Farewell by Glenn Whitehead / by Glenn Whitehead


There can never be too many good dogs. Remember that.  

I was born in Houston in 1940.  Is that important?  The thing is I was on the planet for a while.  Some of you knew me.

It is fair to say that I was a creative person: drawing, painting, writing, and photographing.  Asleep, I was a wildly creative dreamer. 

I never traveled.  Never wanted to.  My observable life was dull and timid, but always, I enjoyed a rich inner-life. 

I never met an artist more valuable than a good plumber.

In my early 20s, I lived in Manhattan.  I spent most of my free time in museums, concert halls, libraries, and evening and weekend art and writing classes.  For about four years, I made less than $60 a week.  I did not know I was poor.  To the contrary, I thought I was rich.  Too shy to make friends, I was always alone, but I do not remember ever feeling lonely or sad.  In so far as I am an educated person, I educated myself in New York.  

I loved the absurd. That explains why my one splash was as the first cartoon artist who popularized the armadillo, a creature  I found amusing, even ridiculous, one which, to my surprise, became a potent symbol for Texas. 

Many people said I was smart, but no one ever accused me of being wise.  

With my friends, I was too often difficult, negligent, depressed, drunk, selfish and self-absorbed.  (A complete list of my failings available upon request.)  I am sorry.  Now that I am gone, some of them may forgive me, but then since I am gone, what does it matter?  Dead is dead.   Like W. C. Fields, if I had my life to live over, I would live it over a saloon.  I am survived by dear Wanda and about 30 or 40 other close friends.  

And I want no squabbling.  

Bill Helmer wrote of me, “He was the man who invented despair.”  How awful.  In truth, there was nothing that ever warranted despair.  In truth, I loved being alive on this beautiful planet.  I  loved seeing, hearing, touching and tasting.  I had enough friends, enough time.  As Rumi asked of us, What more could I have possibly wished for?

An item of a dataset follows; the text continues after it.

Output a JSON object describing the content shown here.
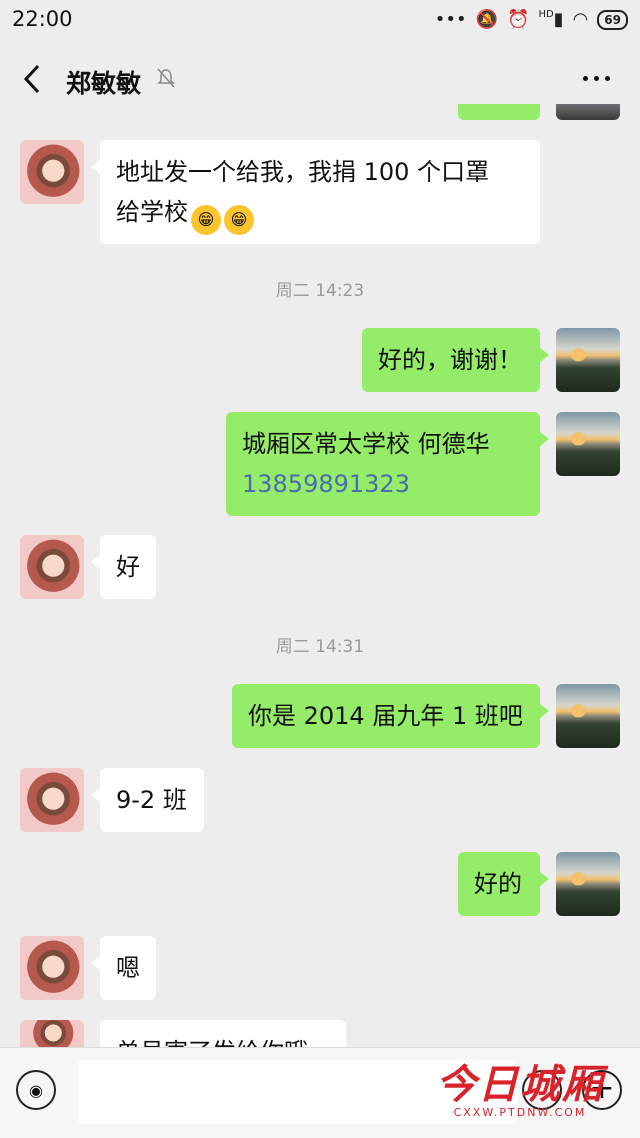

When I died, I was pissed off at no one. 

No funeral, no burial, but if you act quickly, free ashes.  

Glenn Whitehead 

Defunct Artist

Smithville, Texas